That’s not an uncommon experience for some fitness professionals, by the way. We get this stuff from time to time. The important thing is to realize, and be able to effectively identify the following: #1-What does it mean, #2-Should we re-evaluate our strategy, #3-Is it real, and #4-Does it really matter?
We’ll look at a few metrics that people tend to use, as well as some of the merit we give to them, even when we shouldn’t.
Yep, it measures weight. And nothing else. It doesn’t give us any indication of what’s really going on in our bodies. Have you added lean muscle mass? The scale can’t tell you. Have you lost fat mass? The scale can’t tell you. Have you lost muscle mass? The scale can’t tell you. It just gives you a number, nothing beyond that.
That said, occasionally using weight as a base measure gives you a gauge to make sure you’re on the right track. Weight is to be taken on exactly the same day, at exactly the same time, under exactly the same circumstances every single time. You’ll weigh more in the afternoon than the morning. If you are on a fat and weight loss program, and you get on the scale several times and see the number going up, it’s time to re-visit your plan.
Remember my client? My first question to her was, “Is it that time of month for you?” The answer, of course, was yes.
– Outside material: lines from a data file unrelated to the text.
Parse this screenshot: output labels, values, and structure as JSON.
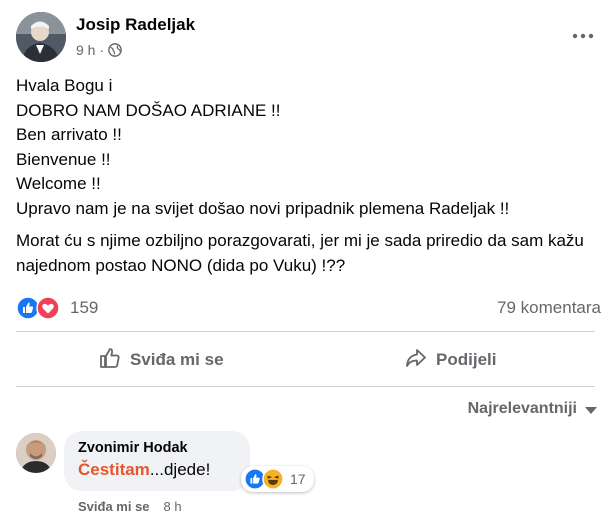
{
  "post": {
    "author": "Josip Radeljak",
    "time": "9 h",
    "privacy_icon": "globe-icon",
    "menu_icon": "more-options-icon",
    "lines": [
      "Hvala Bogu i",
      "DOBRO NAM DOŠAO ADRIANE !!",
      "Ben arrivato !!",
      "Bienvenue !!",
      "Welcome !!",
      "Upravo nam je na svijet došao novi pripadnik plemena Radeljak !!"
    ],
    "paragraph2": "Morat ću s njime ozbiljno porazgovarati, jer mi je sada priredio da sam kažu najednom postao NONO (dida po Vuku) !??"
  },
  "stats": {
    "reaction_icons": [
      "like-reaction-icon",
      "love-reaction-icon"
    ],
    "reaction_count": "159",
    "comment_count": "79 komentara"
  },
  "actions": {
    "like_label": "Sviđa mi se",
    "share_label": "Podijeli"
  },
  "comments_sort": {
    "label": "Najrelevantniji"
  },
  "comment": {
    "author": "Zvonimir Hodak",
    "highlight": "Čestitam",
    "text": "...djede!",
    "reaction_icons": [
      "like-reaction-icon",
      "haha-reaction-icon"
    ],
    "reaction_count": "17",
    "like_link": "Sviđa mi se",
    "time": "8 h"
  },
  "colors": {
    "text_primary": "#050505",
    "text_secondary": "#65676b",
    "like_blue": "#1877f2",
    "love_red": "#f33e58",
    "haha_yellow": "#f7b125",
    "highlight_orange": "#e4572e",
    "bubble_bg": "#f0f2f5",
    "divider": "#ced0d4"
  }
}
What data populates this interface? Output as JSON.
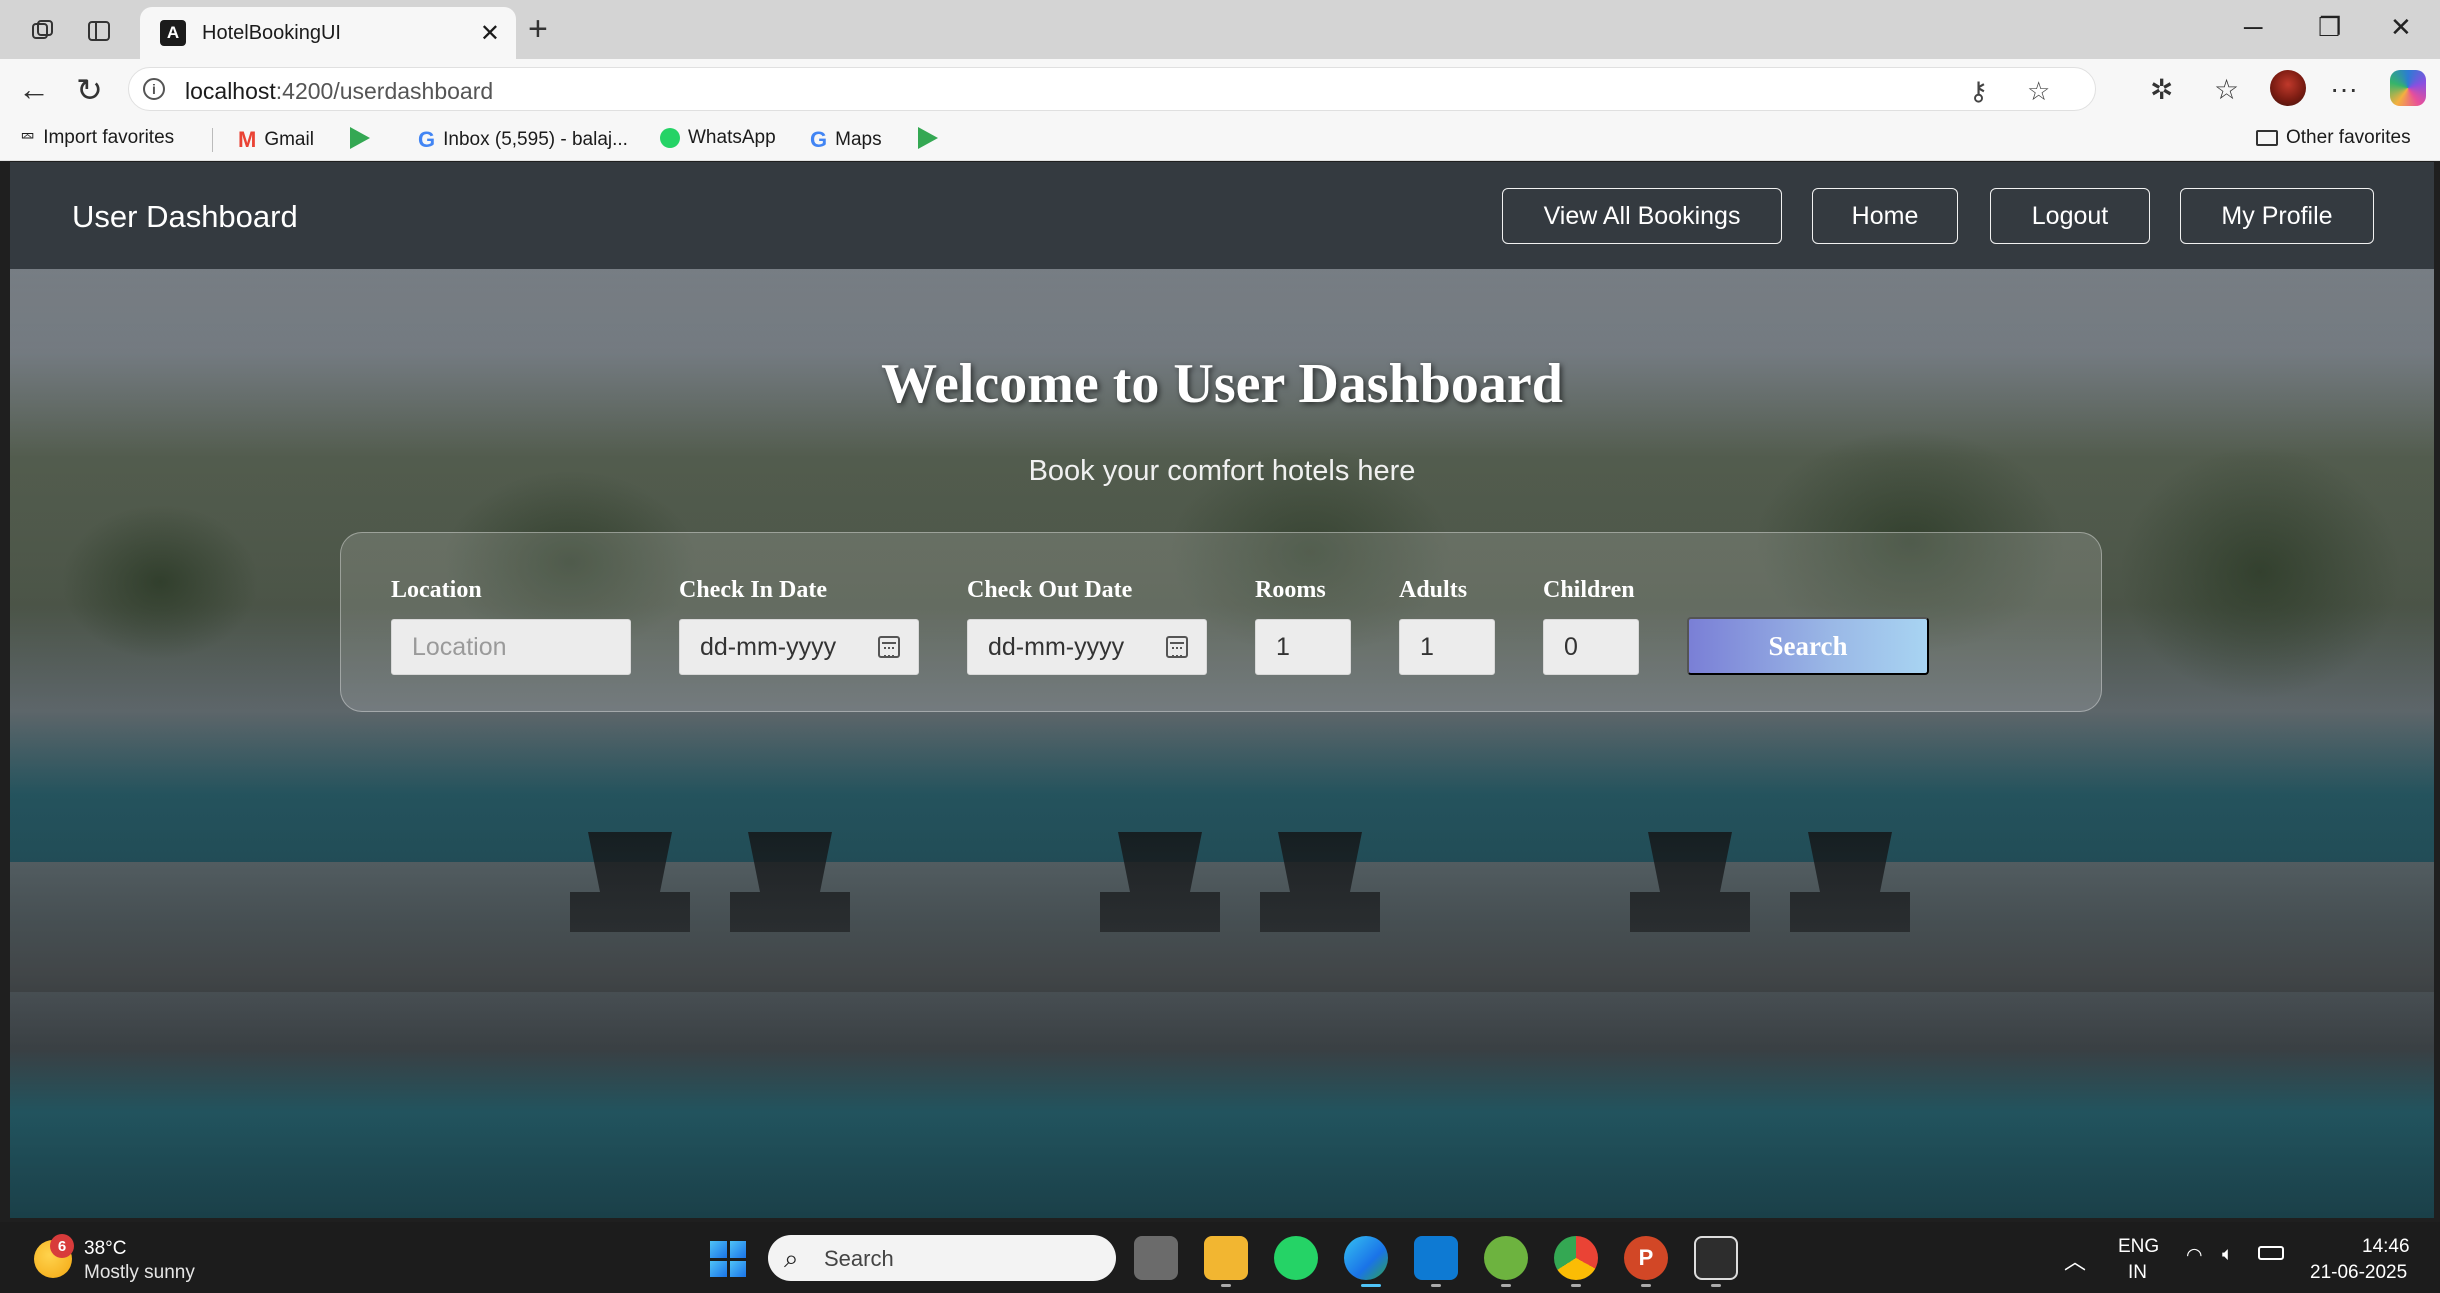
{
  "browser": {
    "tab_title": "HotelBookingUI",
    "tab_logo": "A",
    "url_host": "localhost",
    "url_path": ":4200/userdashboard",
    "favorites": [
      {
        "label": "Import favorites",
        "icon": "import-icon"
      },
      {
        "label": "Gmail",
        "icon": "gmail-icon"
      },
      {
        "label": "",
        "icon": "play-store-icon"
      },
      {
        "label": "Inbox (5,595) - balaj...",
        "icon": "google-icon"
      },
      {
        "label": "WhatsApp",
        "icon": "whatsapp-icon"
      },
      {
        "label": "Maps",
        "icon": "google-icon"
      },
      {
        "label": "",
        "icon": "play-store-icon"
      }
    ],
    "other_favorites": "Other favorites"
  },
  "navbar": {
    "brand": "User Dashboard",
    "buttons": [
      "View All Bookings",
      "Home",
      "Logout",
      "My Profile"
    ],
    "bg_color": "#343a40"
  },
  "hero": {
    "title": "Welcome to User Dashboard",
    "subtitle": "Book your comfort hotels here"
  },
  "search": {
    "location_label": "Location",
    "location_placeholder": "Location",
    "checkin_label": "Check In Date",
    "checkin_placeholder": "dd-mm-yyyy",
    "checkout_label": "Check Out Date",
    "checkout_placeholder": "dd-mm-yyyy",
    "rooms_label": "Rooms",
    "rooms_value": "1",
    "adults_label": "Adults",
    "adults_value": "1",
    "children_label": "Children",
    "children_value": "0",
    "button_label": "Search"
  },
  "taskbar": {
    "weather_badge": "6",
    "temperature": "38°C",
    "weather_desc": "Mostly sunny",
    "search_label": "Search",
    "lang_top": "ENG",
    "lang_bottom": "IN",
    "time": "14:46",
    "date": "21-06-2025"
  }
}
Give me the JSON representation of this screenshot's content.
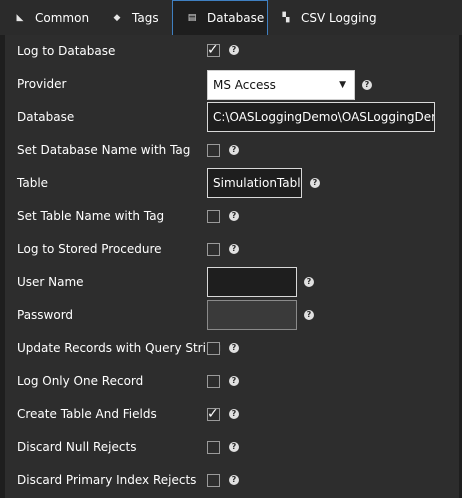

During a woman’s menstrual cycle, she will retain fluid up to several pounds. She’ll also often feel bloated. You’ve just got to identify what’s going on.
Eat a salty meal last night? You’ll likely weigh more in the morning. You’ll retain water. Certain medications do the same. You need to know what you did, what you’re doing, and how it affects you.
There’s no better measure of what’s really going on than how your clothes fit. When you’re getting leaner, you will have more room around the midsection waist, and hips. If you’re gaining fat mass, your clothes will get tighter in those areas. Putting on lean muscle? Your thighs, chest/back/shoulders may fill your clothes more.
#3-Body Fat Measurements
These are valuable. They give good information about how your program’s working, as well as make it easy to track your progress. Forget about bioelectrical impedance machines, they’re extremely inaccurate. For skinfold calipers, you need someone who’s performed a lot of tests. Make sure the same person tests you each time. Bod Pod is good as well. For the gold standard, you’ll need to visit a university near you for hydrostatic weighing.
These are also easy and great. Pick a few measurements (I like shoulder circumference, chest/back circumference, naval circumference, hip circumference) and take them once a month. You’ll get a real good idea (you’ll already know, because your clothes will fit better) how you’re doing. Best of all, you can do it yourself and track your progress.
Use the tools that give the most information. For most folks, that’s easy. It’s how your clothes fit and your measurements, with occasional stepping on the scale. That’s it!
Want to learn about how you can put it all together in a complete fitness and nutrition plan? We can help. Check out the link to our Online Coaching: